**EXERCISE DESCRIPTION**:
The answer must consist of every line in the records below that contains the string "JSON".

**Items from an interface collection**:
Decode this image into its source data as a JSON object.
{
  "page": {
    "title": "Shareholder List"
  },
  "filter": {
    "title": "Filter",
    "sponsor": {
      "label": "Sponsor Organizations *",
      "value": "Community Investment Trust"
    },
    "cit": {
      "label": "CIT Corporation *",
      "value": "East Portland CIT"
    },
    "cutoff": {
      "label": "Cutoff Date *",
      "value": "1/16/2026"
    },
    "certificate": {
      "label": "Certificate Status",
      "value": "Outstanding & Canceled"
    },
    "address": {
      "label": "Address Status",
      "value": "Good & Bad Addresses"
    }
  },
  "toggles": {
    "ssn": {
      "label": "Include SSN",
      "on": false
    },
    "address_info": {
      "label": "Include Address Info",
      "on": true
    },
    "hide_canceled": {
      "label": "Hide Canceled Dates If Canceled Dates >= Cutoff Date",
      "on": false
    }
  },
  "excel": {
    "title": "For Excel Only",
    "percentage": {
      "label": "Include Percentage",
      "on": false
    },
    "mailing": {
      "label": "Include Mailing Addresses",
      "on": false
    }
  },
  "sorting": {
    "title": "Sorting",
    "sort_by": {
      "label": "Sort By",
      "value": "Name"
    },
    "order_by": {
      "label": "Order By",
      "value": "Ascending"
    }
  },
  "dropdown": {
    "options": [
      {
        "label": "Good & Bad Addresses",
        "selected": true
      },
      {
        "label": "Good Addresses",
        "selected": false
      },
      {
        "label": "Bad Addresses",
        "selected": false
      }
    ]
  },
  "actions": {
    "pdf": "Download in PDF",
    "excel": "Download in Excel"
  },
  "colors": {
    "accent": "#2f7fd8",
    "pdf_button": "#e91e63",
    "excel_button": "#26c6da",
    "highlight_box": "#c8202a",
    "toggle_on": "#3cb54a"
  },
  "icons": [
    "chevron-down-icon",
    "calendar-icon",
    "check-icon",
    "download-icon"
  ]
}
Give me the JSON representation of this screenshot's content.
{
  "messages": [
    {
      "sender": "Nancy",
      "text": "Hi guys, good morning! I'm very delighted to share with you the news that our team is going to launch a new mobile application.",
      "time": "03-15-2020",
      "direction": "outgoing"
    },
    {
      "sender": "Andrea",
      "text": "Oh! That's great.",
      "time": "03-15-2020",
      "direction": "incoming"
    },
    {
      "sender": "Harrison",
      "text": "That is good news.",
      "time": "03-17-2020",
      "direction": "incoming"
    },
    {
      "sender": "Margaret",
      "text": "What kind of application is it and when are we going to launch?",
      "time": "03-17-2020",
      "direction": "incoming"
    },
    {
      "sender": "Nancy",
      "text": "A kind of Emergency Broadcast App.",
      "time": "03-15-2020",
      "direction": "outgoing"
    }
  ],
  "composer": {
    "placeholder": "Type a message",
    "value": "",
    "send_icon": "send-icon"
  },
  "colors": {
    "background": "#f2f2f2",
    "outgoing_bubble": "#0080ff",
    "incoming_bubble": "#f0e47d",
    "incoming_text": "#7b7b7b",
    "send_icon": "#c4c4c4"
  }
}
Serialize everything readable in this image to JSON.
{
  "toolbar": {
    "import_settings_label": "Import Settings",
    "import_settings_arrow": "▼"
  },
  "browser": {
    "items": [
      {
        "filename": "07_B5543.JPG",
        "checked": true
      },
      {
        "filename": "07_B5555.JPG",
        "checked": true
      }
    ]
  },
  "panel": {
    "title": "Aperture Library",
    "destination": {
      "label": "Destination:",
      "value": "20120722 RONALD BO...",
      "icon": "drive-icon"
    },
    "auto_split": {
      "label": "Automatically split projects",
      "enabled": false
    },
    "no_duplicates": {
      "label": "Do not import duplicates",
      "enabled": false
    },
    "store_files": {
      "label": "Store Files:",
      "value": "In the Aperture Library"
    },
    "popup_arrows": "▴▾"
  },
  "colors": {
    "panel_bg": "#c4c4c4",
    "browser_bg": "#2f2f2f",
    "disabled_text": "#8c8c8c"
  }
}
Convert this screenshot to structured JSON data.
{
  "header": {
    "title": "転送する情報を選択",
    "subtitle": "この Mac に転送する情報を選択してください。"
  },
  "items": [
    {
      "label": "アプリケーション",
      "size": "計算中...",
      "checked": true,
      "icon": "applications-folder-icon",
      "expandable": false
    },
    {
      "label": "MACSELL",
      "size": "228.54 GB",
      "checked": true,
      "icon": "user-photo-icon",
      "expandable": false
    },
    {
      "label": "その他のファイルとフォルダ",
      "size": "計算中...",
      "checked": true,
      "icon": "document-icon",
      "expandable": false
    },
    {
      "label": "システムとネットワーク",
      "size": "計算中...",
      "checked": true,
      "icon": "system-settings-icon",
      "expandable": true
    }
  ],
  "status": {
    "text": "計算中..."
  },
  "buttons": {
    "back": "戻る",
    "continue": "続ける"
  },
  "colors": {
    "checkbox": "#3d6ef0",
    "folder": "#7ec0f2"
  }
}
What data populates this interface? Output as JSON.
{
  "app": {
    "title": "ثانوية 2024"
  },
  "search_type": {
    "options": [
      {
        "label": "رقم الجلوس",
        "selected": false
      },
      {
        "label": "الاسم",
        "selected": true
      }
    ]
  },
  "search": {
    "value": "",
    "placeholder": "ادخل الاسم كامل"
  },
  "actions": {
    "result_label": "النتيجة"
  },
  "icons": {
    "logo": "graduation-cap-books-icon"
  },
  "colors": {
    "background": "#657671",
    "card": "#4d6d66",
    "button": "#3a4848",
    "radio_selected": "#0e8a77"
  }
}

**RESULT OF THE EXERCISE**:
Decode this image into its source data as a JSON object.
Give me the JSON representation of this screenshot's content.
Serialize everything readable in this image to JSON.
Convert this screenshot to structured JSON data.
What data populates this interface? Output as JSON.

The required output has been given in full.